By any measure, the country’s stability hangs as much on the internal struggle between the Afghan strongmen as on the Taliban insurgency. Remarkably, the two forces — the Taliban, and the warlords — have fought with each other since Soviet invasion troops left the country in 1989.
After the terrorist attacks of September 11, 2001, the US came to rely on warlords in order to topple the repressive Taliban regime. Count this as a strategic mistake by the US in Afghan politics
They battled each other to capture Kabul, with the Taliban eventually seizing the capital. However, after the terrorist attacks of September 11, 2001, the US came to rely on warlords in order to topple the repressive Taliban regime. Count this as a strategic mistake by the US in Afghan politics. Furthermore, criminal Afghan politicians have long depended on intimidation and coercion to sustain influence over Afghan civilians.
The government is facing two challenges. The country is politically divided between warlords and local strongmen on one side and reformist, educated technocrats on the other. The second challenge is the ongoing Taliban insurgency and other terror groups inside the country.
Fundamentally, each side is promoting different paths for the country’s future. Persistent Afghan government greed is the indirect result of 9/11, as Western intervention led to the payment of millions of dollars to former warlords and their militias.
The system is operated by Afghan politicians who threaten state security. The agitation among political forces is nurtured by unethical politicians seeking to safeguard their electoral constituencies. In addition, Afghanistan is a multi-ethnic country where it’s unthinkable that an ethnic Tajik will vote for an ethnic Pashtun candidate and vice versa. As a result, the warlords, regional strongmen, and militias divide the country into distinct power centers.
The system depends on international financial support, which has been handed to Kabul without conditions since 2001. To date, former jihadi leaders, warlords, and regional strongmen have profited from the earlier defeat of the Taliban regime. They are considered to be the country’s most influential political elites, having gained access to government facilities with the help of jobs in the bureaucracy.
These warlords and former jihadists are accused of human-rights violations. The elites in Kabul have deeply criminalized the politics of Afghans, with many of them involved in narcotics, smuggling, illegal mining, kidnapping, torture, and detention. Local strongmen openly promote ethnic and identity politics, fueling dangerous sectarian movements and polarization.
Hamid Karzai’s tragic legacy
This is a tragic legacy of former president Hamid Karzai, who sponsored the criminal networks, empowering local strongmen through financial aid deals and thus corrupting politicians.
The parliament is full of former warlords and strongmen who gain access through nefarious actions.
Most of the warlords are responsible for the violence in parts of the country. They establish control over the use of force in provinces and districts where they have installed militiamen.
Former commanders and combatants who fought the Soviet army and later the Taliban are at the disposal of warlords and jihadists. Some warlords use a combination of threats and rewards to keep the commanders in check. Furthermore, warlords favor their own tribe and clan, leading to corruption.
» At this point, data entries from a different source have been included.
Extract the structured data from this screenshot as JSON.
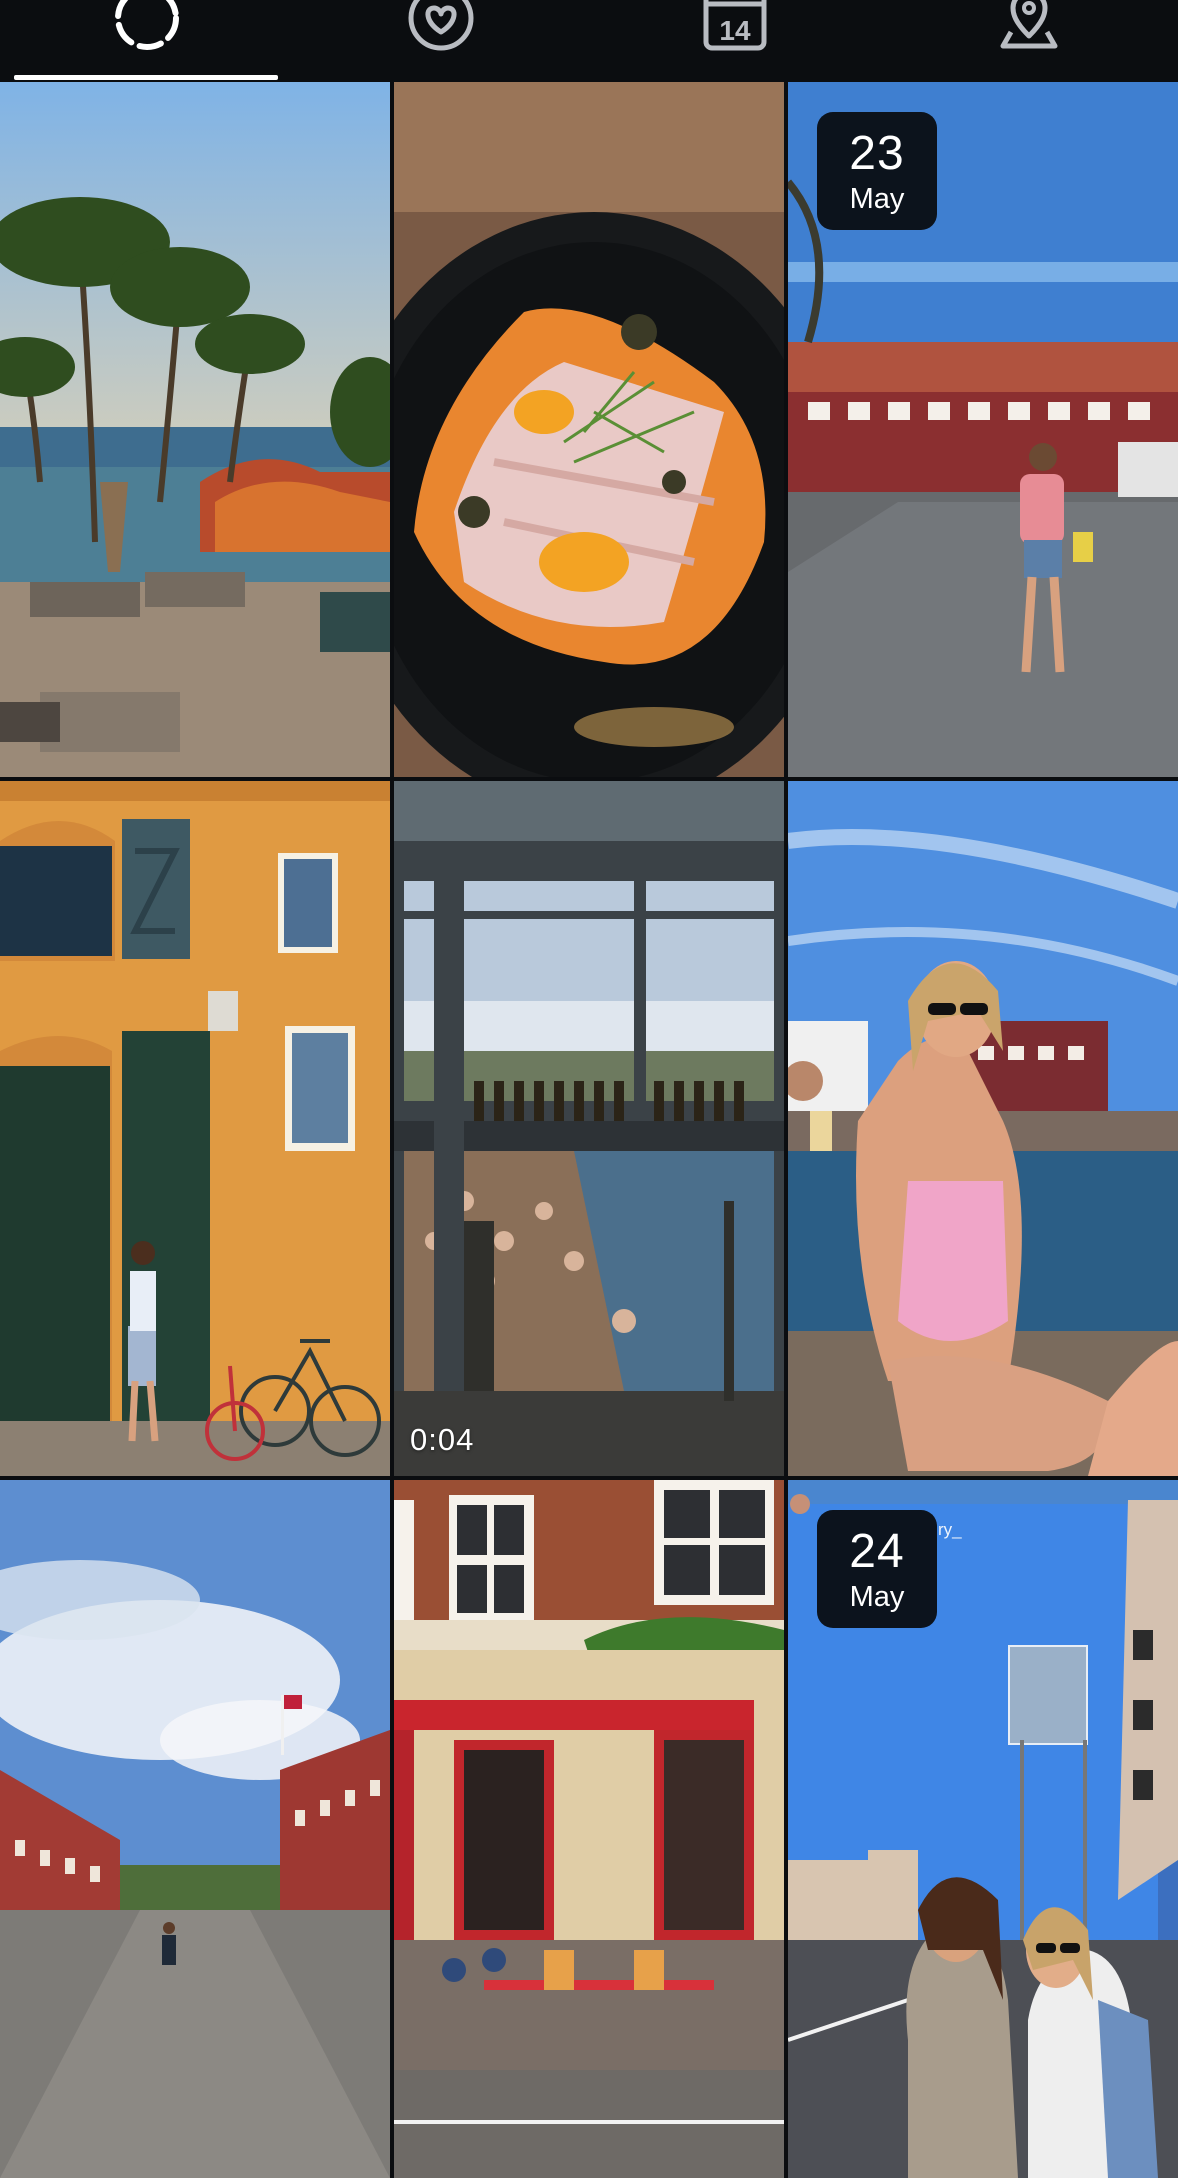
{
  "tabs": [
    {
      "name": "tab-all",
      "icon": "dashed-circle-icon",
      "active": true
    },
    {
      "name": "tab-favorites",
      "icon": "heart-circle-icon",
      "active": false
    },
    {
      "name": "tab-calendar",
      "icon": "calendar-icon",
      "calendar_day": "14",
      "active": false
    },
    {
      "name": "tab-places",
      "icon": "location-pin-icon",
      "active": false
    }
  ],
  "grid": {
    "items": [
      {
        "subject": "resort pool with palm trees at sunset"
      },
      {
        "subject": "plated fish crudo with herbs"
      },
      {
        "subject": "woman in pink top by red harbour building",
        "date_day": "23",
        "date_month": "May"
      },
      {
        "subject": "woman by orange building with bicycles"
      },
      {
        "subject": "video of harbour swimmers through window",
        "duration": "0:04"
      },
      {
        "subject": "woman in pink swimsuit holding wine by water"
      },
      {
        "subject": "cobbled street between red barracks"
      },
      {
        "subject": "canal-side cafe with red awnings"
      },
      {
        "subject": "two women smiling on a sunny street",
        "date_day": "24",
        "date_month": "May",
        "caption_fragment": "ry_"
      }
    ]
  },
  "colors": {
    "background": "#0b0d10",
    "tab_icon": "#b9bcc2",
    "active_indicator": "#ffffff",
    "badge_background": "#080a0c"
  }
}
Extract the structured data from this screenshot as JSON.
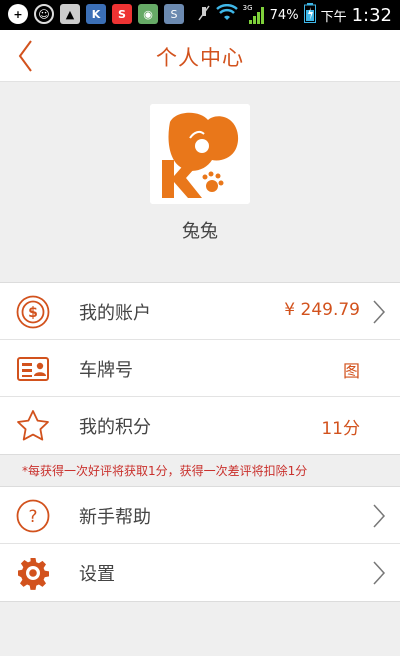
{
  "status_bar": {
    "battery": "74%",
    "ampm": "下午",
    "time": "1:32",
    "network": "3G"
  },
  "header": {
    "title": "个人中心"
  },
  "profile": {
    "username": "兔兔",
    "avatar_letter": "K"
  },
  "rows": [
    {
      "icon": "dollar-icon",
      "label": "我的账户",
      "value": "¥ 249.79"
    },
    {
      "icon": "license-plate-icon",
      "label": "车牌号",
      "value": "图"
    },
    {
      "icon": "star-icon",
      "label": "我的积分",
      "value": "11分"
    }
  ],
  "notice": "*每获得一次好评将获取1分，获得一次差评将扣除1分",
  "rows2": [
    {
      "icon": "help-icon",
      "label": "新手帮助"
    },
    {
      "icon": "gear-icon",
      "label": "设置"
    }
  ],
  "colors": {
    "accent": "#d2521d",
    "notice": "#c9302c",
    "background": "#efefef"
  }
}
To hold the warlords and corrupt politicians accountable the judiciary system must be strengthened. The security apparatus must hand over corrupt politicians and warlords to the justice department. And removing strongmen and the warlords from the Afghan security sector will pave the way for transparent judiciary system.
The current government, with the assistance of the US, could influence and shape the Afghan political scene by holding accountable the warlords and local strongmen for their heinous acts.
Lastly, the Afghan government must also know that there is no difference between Taliban insurgency and nefarious acts of warlords and local strongmen — both of these forces cheat Afghan society in the name of politics.